COURTESY OF PIXABAY
It was Black singer-songwriter Nina Simone who said in a 1965 interview while speaking about the political nature of her songs: “An artist’s duty, as far as I’m concerned, is to reflect the times.”
That is the concept three panelists seek to explore in WSU Fine Arts’ upcoming virtual artist talk, “An Artist’s Duty: Reflecting the Reality of Our Time(s),” which will occur at 4:30 p.m. Dec. 10. Pre-registration is required, the link to the meeting is yet to be announced.
The panel will consist of three speakers, all involved in the arts: Ginger Ewing, co-founder and executive director of Spokane arts nonprofit Terrain; Inga Laurent, a restorative justice lawyer and writer; and Emma Noyes, an Indigenous artist from the Sinixt band of the Confederated Tribes of the Colville Reservation.
Ewing said she, Noyes and Laurent will discuss in depth what an artist’s role in reflecting current events is, and how each of their backgrounds as women of color affects how they respond to transformative historical moments. She said this is a topic she’s been thinking about for a while and wants to bring students and faculty into the conversation.
“I’ve been watching what’s happening locally, nationally, globally,” Ewing said, “and I’ve been really seeing that, for a large part of the charge, art is a part of that.”
Ewing, who organized a BLM mural effort amplifying work from artists of color this summer, mentioned how the Black Lives Matter movement has often credited artists for getting the word out and introducing newcomers to the cause.
She referenced a quote from actor Kendrick Sampson: “There is no revolution without art.”
The 90-minute panel will be split into two parts, beginning with the conversation between the three panelists and hopefully ending with participants sharing their own experiences and engaging with the topic, Ewing said.
Specifically, she said they will discuss the idea of fracturing or moments of othering where a person must reckon with the multiple identities they have experienced since childhood.
“Everybody has moments of fracture, whether they’re a person of color or not … we understand there’s some vulnerability that might take place,” Ewing said. “Whether people are comfortable sharing or not, this moment reminds us that hearing other people’s stories is important.”
She encourages students and faculty to attend the talk because with all that has happened in the past year, she said, empathy and kindness are what people need. The role of the arts and artists in communicating these concepts, she said, are worth more than one might think.

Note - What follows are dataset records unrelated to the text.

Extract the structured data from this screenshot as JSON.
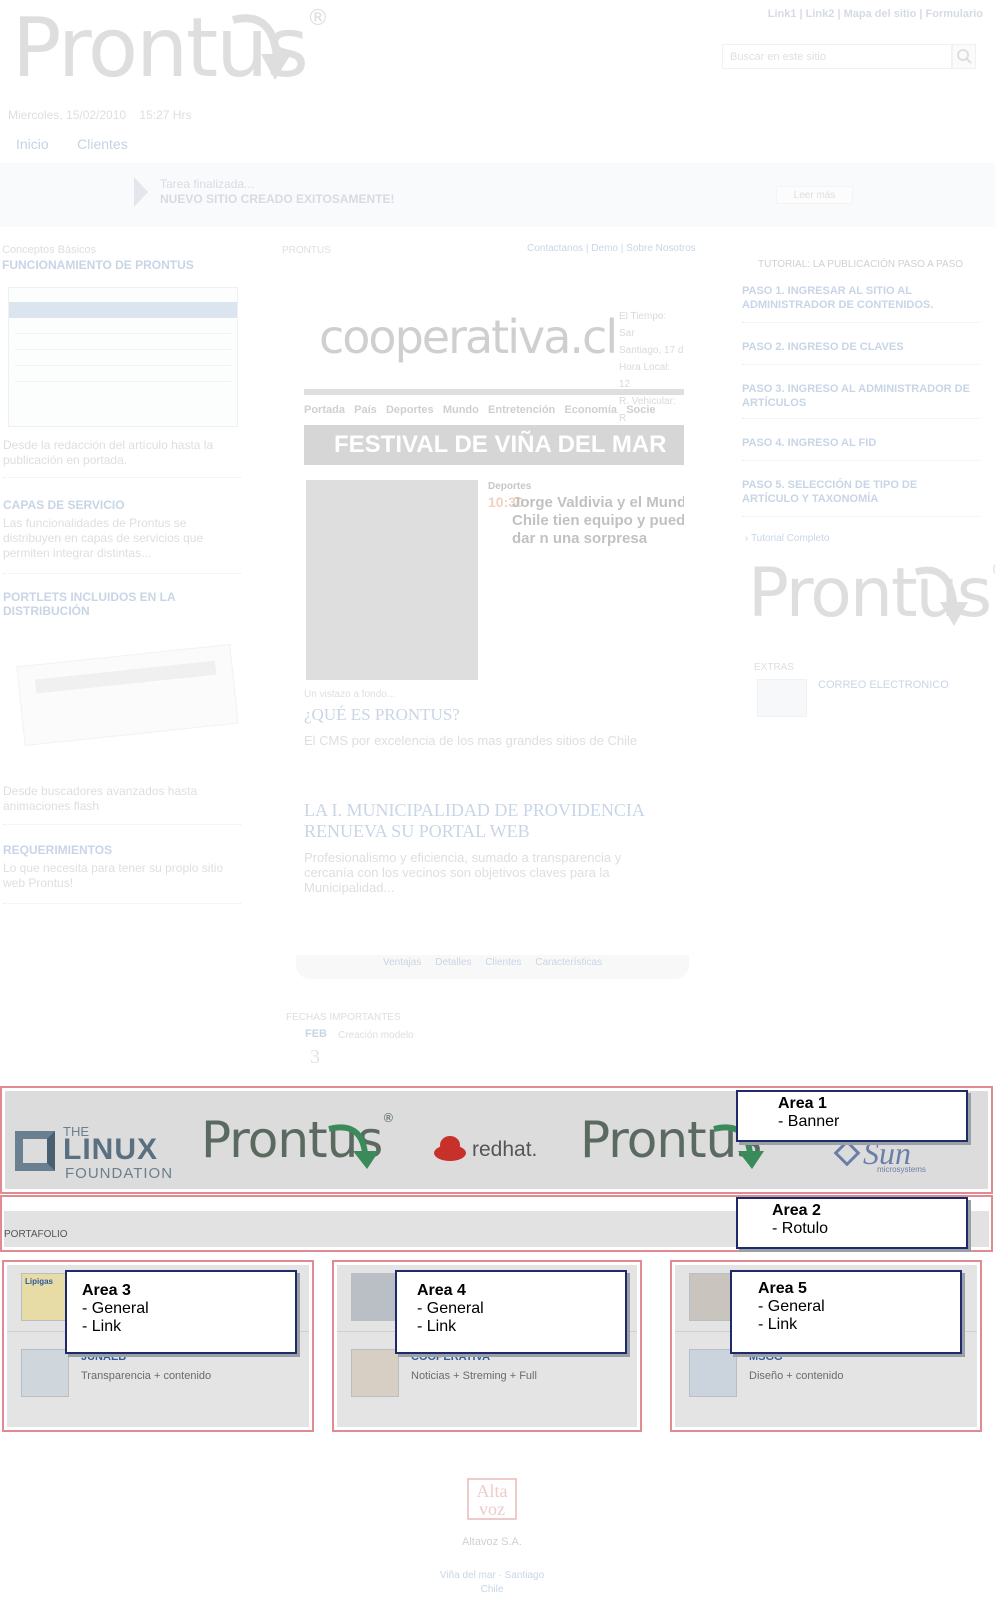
{
  "header": {
    "logo_word": "Prontus",
    "logo_reg": "®",
    "top_links": [
      "Link1",
      "Link2",
      "Mapa del sitio",
      "Formulario"
    ],
    "search_placeholder": "Buscar en este sitio",
    "date_text": "Miercoles, 15/02/2010",
    "time_text": "15:27 Hrs",
    "nav": [
      "Inicio",
      "Clientes"
    ]
  },
  "notice": {
    "line1": "Tarea finalizada...",
    "line2": "NUEVO SITIO CREADO EXITOSAMENTE!",
    "button": "Leer más"
  },
  "left_col": {
    "eyebrow": "Conceptos Básicos",
    "title1": "FUNCIONAMIENTO DE PRONTUS",
    "text1": "Desde la redacción del artículo hasta la publicación en portada.",
    "title2": "CAPAS DE SERVICIO",
    "text2": "Las funcionalidades de Prontus se distribuyen en capas de servicios que permiten integrar distintas...",
    "title3": "PORTLETS INCLUIDOS EN LA DISTRIBUCIÓN",
    "text3": "Desde buscadores avanzados hasta animaciones flash",
    "title4": "REQUERIMIENTOS",
    "text4": "Lo que necesita para tener su propio sitio web Prontus!"
  },
  "center_col": {
    "breadcrumb": "PRONTUS",
    "links": [
      "Contactanos",
      "Demo",
      "Sobre Nosotros"
    ],
    "coop_logo": "cooperativa.cl",
    "coop_info": [
      "El Tiempo: Sar",
      "Santiago, 17 d",
      "Hora Local: 12",
      "R. Vehicular: R"
    ],
    "coop_nav": [
      "Portada",
      "País",
      "Deportes",
      "Mundo",
      "Entretención",
      "Economía",
      "Socie"
    ],
    "coop_banner": "FESTIVAL DE VIÑA DEL MAR",
    "coop_section": "Deportes",
    "coop_time": "10:30",
    "coop_headline": "Jorge Valdivia y el Mundial: Chile tien equipo y puede dar n una sorpresa",
    "caption": "Un vistazo a fondo...",
    "q_title": "¿QUÉ ES PRONTUS?",
    "q_text": "El CMS por excelencia de los mas grandes sitios de Chile",
    "news_title": "LA I. MUNICIPALIDAD DE PROVIDENCIA RENUEVA SU PORTAL WEB",
    "news_text": "Profesionalismo y eficiencia, sumado a transparencia y cercanía con los vecinos son objetivos claves para la Municipalidad...",
    "tabs": [
      "Ventajas",
      "Detalles",
      "Clientes",
      "Características"
    ],
    "dates_title": "FECHAS IMPORTANTES",
    "date_month": "FEB",
    "date_day": "3",
    "date_text": "Creación modelo"
  },
  "right_col": {
    "title": "TUTORIAL: LA PUBLICACIÓN PASO A PASO",
    "steps": [
      "PASO 1. INGRESAR AL SITIO AL ADMINISTRADOR DE CONTENIDOS.",
      "PASO 2. INGRESO DE CLAVES",
      "PASO 3. INGRESO AL ADMINISTRADOR DE ARTÍCULOS",
      "PASO 4. INGRESO AL FID",
      "PASO 5. SELECCIÓN DE TIPO DE ARTÍCULO Y TAXONOMÍA"
    ],
    "tutorial_link": "Tutorial Completo",
    "extras_label": "EXTRAS",
    "extras_item": "CORREO ELECTRONICO"
  },
  "area1": {
    "callout_title": "Area 1",
    "callout_item": "- Banner",
    "linux_the": "THE",
    "linux_main": "LINUX",
    "linux_foundation": "FOUNDATION",
    "prontus": "Prontus",
    "reg": "®",
    "redhat": "redhat.",
    "sun": "Sun",
    "sun_sub": "microsystems"
  },
  "area2": {
    "callout_title": "Area 2",
    "callout_item": "- Rotulo",
    "label": "PORTAFOLIO"
  },
  "areas": [
    {
      "callout_title": "Area 3",
      "items": [
        "- General",
        "- Link"
      ],
      "card_title": "JUNAEB",
      "card_sub": "Transparencia + contenido",
      "thumb_top": "Lipigas"
    },
    {
      "callout_title": "Area 4",
      "items": [
        "- General",
        "- Link"
      ],
      "card_title": "COOPERATIVA",
      "card_sub": "Noticias + Streming + Full",
      "thumb_top": ""
    },
    {
      "callout_title": "Area 5",
      "items": [
        "- General",
        "- Link"
      ],
      "card_title": "MSGG",
      "card_sub": "Diseño + contenido",
      "thumb_top": ""
    }
  ],
  "footer": {
    "logo_top": "Alta",
    "logo_bottom": "voz",
    "company": "Altavoz S.A.",
    "address": "Viña del mar · Santiago",
    "country": "Chile"
  },
  "colors": {
    "frame": "#e28a92",
    "callout_border": "#1f2a6b",
    "link_blue": "#3a6aa6"
  }
}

“On a daily basis, I see art saving people’s lives, quite literally,” she said.